And, in the case of Space Explorers, VR gives us a way to feel something that is otherwise totally out of reach. Despite public-private partnerships and a new age of commercial space exploration, realistically a trip to space is something most people will never get to experience in their lifetime. And that enormity, the quintessential alienness of space is just so hard to communicate through traditional media. You can watch a documentary and see the pale blue dot floating by, but VR is the only technology we have today that lets you feel even a fragment of what an astronaut might feel when confronted by the sheer vastness of the cosmos and the relatively small part humanity has to play in it.

What I love so much about our partnership with Felix & Paul Studios is that it’s not just about impressive, awe-inspiring shots. Obviously, you’re going to have breathtaking images, but there’s going to be intention and emotion behind it. Rather than just showing you beautiful immersive content, Felix & Paul Studios tells these incredibly engaging stories. Take Traveling While Black for example. It’s such an important documentary because it transports you to another time and place—to a different society. You can feel the fear and the disenchantment of the moment. That combination of incomparable imagery, a strong sense of place, and visceral storytelling, that’s where the true power of VR lies.

Of course, this is no easy feat. The challenges to deliver a compelling narrative-driven experience filmed in space are immense. Felix & Paul Studios have filmed under the harshest possible conditions. The complexities and considerations for building a custom VR camera that can film in space aren’t far removed from building a miniature spaceship. You need to build in resistance to radiation, resistance to small asteroids—it’s orders of magnitude harder than filming at the ocean’s depths. And with the sheer amount of time that goes into a project like this, you’re devoting a significant chunk of your life to it. There’s a certain degree of audacity and tenacity that goes hand-in-hand with Felix & Paul’s commitment to this monumental and momentous storytelling effort.

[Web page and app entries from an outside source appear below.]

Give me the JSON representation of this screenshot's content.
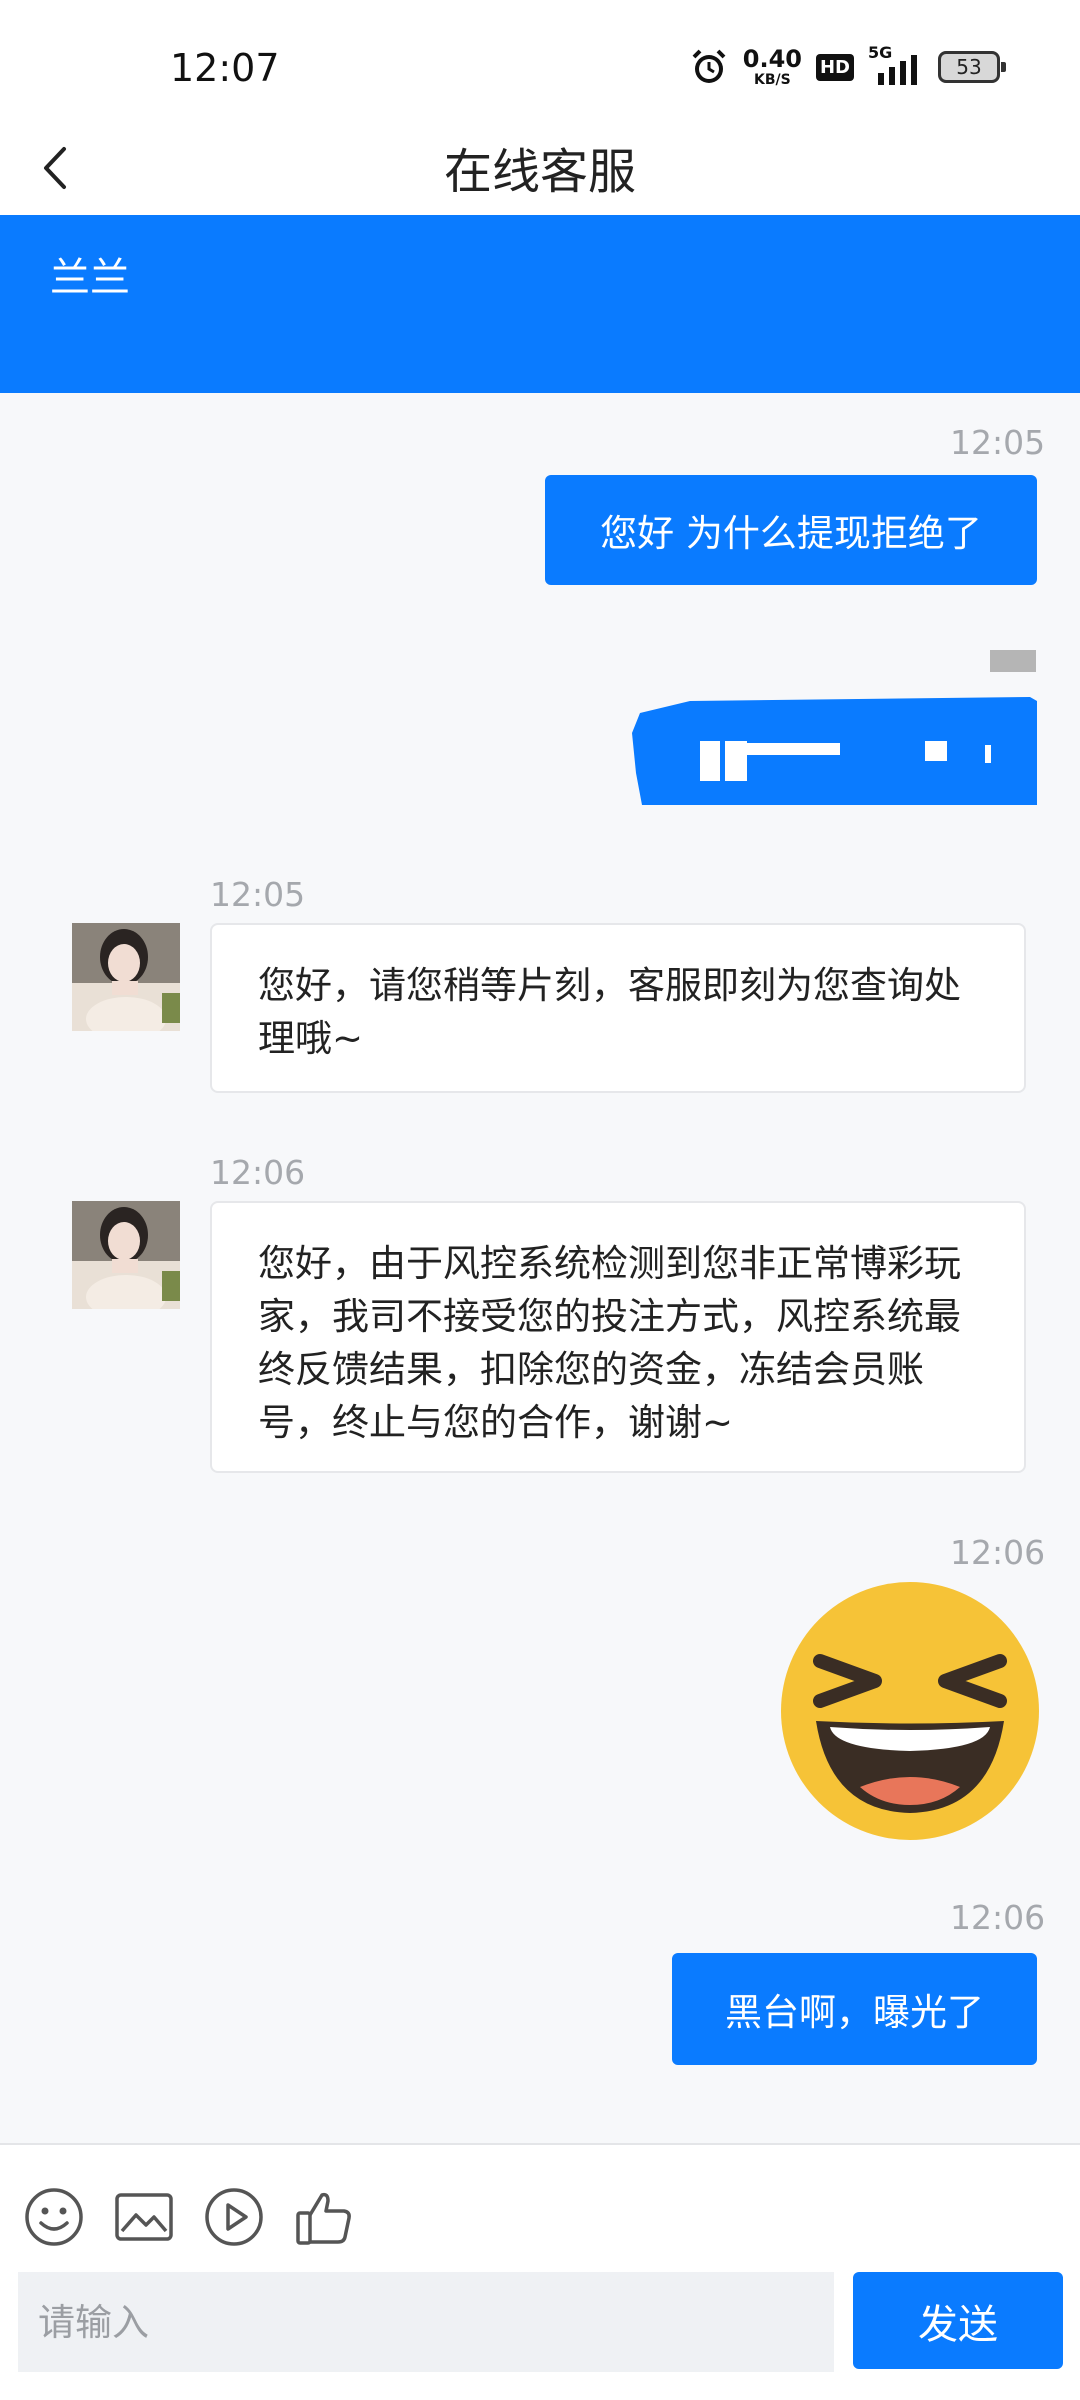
{
  "status_bar": {
    "time": "12:07",
    "net_speed_value": "0.40",
    "net_speed_unit": "KB/S",
    "hd_label": "HD",
    "signal_label": "5G",
    "battery_level": "53"
  },
  "header": {
    "title": "在线客服",
    "back_icon": "chevron-left-icon"
  },
  "banner": {
    "agent_name": "兰兰",
    "color": "#0a7bff"
  },
  "messages": [
    {
      "direction": "outgoing",
      "time": "12:05",
      "text": "您好 为什么提现拒绝了"
    },
    {
      "direction": "outgoing",
      "time": "",
      "text": "",
      "redacted": true
    },
    {
      "direction": "incoming",
      "time": "12:05",
      "text": "您好，请您稍等片刻，客服即刻为您查询处理哦~"
    },
    {
      "direction": "incoming",
      "time": "12:06",
      "text": "您好，由于风控系统检测到您非正常博彩玩家，我司不接受您的投注方式，风控系统最终反馈结果，扣除您的资金，冻结会员账号，终止与您的合作，谢谢~"
    },
    {
      "direction": "outgoing",
      "time": "12:06",
      "type": "emoji",
      "emoji": "laughing-face"
    },
    {
      "direction": "outgoing",
      "time": "12:06",
      "text": "黑台啊，曝光了"
    }
  ],
  "toolbar": {
    "icons": [
      "smiley-icon",
      "image-icon",
      "play-icon",
      "thumbs-up-icon"
    ]
  },
  "input": {
    "placeholder": "请输入",
    "value": ""
  },
  "send_label": "发送",
  "colors": {
    "accent": "#0a7bff",
    "background": "#f7f8fa",
    "timestamp": "#a5a8ad"
  }
}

VR still has a long way to go, but I think the people lucky enough to have access to this technology today are going to experience something truly magical tomorrow—something that a lot of people have never felt before. Alone, we cannot summon the future. But together, we can go boldly into it. And I think that’s worth celebrating.

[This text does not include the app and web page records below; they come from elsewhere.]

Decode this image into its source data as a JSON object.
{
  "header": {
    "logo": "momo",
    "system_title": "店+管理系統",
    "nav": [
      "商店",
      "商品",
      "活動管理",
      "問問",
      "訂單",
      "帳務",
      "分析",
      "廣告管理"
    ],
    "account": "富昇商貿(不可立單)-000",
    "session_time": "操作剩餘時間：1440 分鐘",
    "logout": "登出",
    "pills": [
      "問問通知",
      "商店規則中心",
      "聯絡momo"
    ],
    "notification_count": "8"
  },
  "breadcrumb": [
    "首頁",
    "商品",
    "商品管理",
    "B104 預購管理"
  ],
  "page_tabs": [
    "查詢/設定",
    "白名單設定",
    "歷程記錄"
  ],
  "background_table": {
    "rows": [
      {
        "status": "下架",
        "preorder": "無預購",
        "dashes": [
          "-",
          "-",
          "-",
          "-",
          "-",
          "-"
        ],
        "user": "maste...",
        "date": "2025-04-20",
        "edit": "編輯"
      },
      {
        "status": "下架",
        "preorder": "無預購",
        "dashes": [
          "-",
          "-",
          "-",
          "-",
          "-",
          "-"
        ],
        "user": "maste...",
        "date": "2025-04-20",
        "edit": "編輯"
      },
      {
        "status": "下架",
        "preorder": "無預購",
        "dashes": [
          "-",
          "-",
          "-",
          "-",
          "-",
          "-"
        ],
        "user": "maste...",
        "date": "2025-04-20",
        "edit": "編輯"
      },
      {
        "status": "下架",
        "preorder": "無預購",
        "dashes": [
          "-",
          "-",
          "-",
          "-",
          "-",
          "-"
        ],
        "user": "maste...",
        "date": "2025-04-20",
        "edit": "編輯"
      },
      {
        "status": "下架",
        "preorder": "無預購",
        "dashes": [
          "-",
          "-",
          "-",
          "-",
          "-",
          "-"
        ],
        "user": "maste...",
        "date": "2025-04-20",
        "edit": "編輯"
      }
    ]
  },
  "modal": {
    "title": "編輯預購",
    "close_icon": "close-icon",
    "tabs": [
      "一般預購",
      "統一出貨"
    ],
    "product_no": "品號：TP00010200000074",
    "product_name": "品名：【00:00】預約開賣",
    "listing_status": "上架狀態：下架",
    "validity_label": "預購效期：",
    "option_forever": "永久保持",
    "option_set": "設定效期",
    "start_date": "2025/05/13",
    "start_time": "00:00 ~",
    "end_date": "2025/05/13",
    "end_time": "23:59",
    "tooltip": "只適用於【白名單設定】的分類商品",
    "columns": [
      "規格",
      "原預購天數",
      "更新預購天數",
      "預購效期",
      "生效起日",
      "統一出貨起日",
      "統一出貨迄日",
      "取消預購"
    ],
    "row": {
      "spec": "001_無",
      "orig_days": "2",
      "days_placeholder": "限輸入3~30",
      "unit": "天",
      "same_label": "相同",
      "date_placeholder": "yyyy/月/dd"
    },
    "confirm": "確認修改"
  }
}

Tune in to the livestream of the historic Artemis I launch, August 29 at 4:30 am PT. From Horizon Worlds, travel to the Venues Hub. Once there, head to the building for Artemis Ascending. You can also search for the event from the Horizon Worlds main menu. Create your Meta account to RSVP and attend the event.

After the event, check out Space Explorers Agora—a new space-themed world in Horizon Worlds from Felix & Paul Studios. And if you’re looking for even more space-related content, watch Space Explorers: The ISS Experience and an extended version of Spacewalkers—a Space Explorers special feature highlighting the first-ever spacewalk to be captured in cinematic VR—in Oculus TV or together with friends in Horizon Home.

*Horizon Worlds is available to people 18+ in the US, Canada, the UK, Iceland, Ireland, France, and Spain.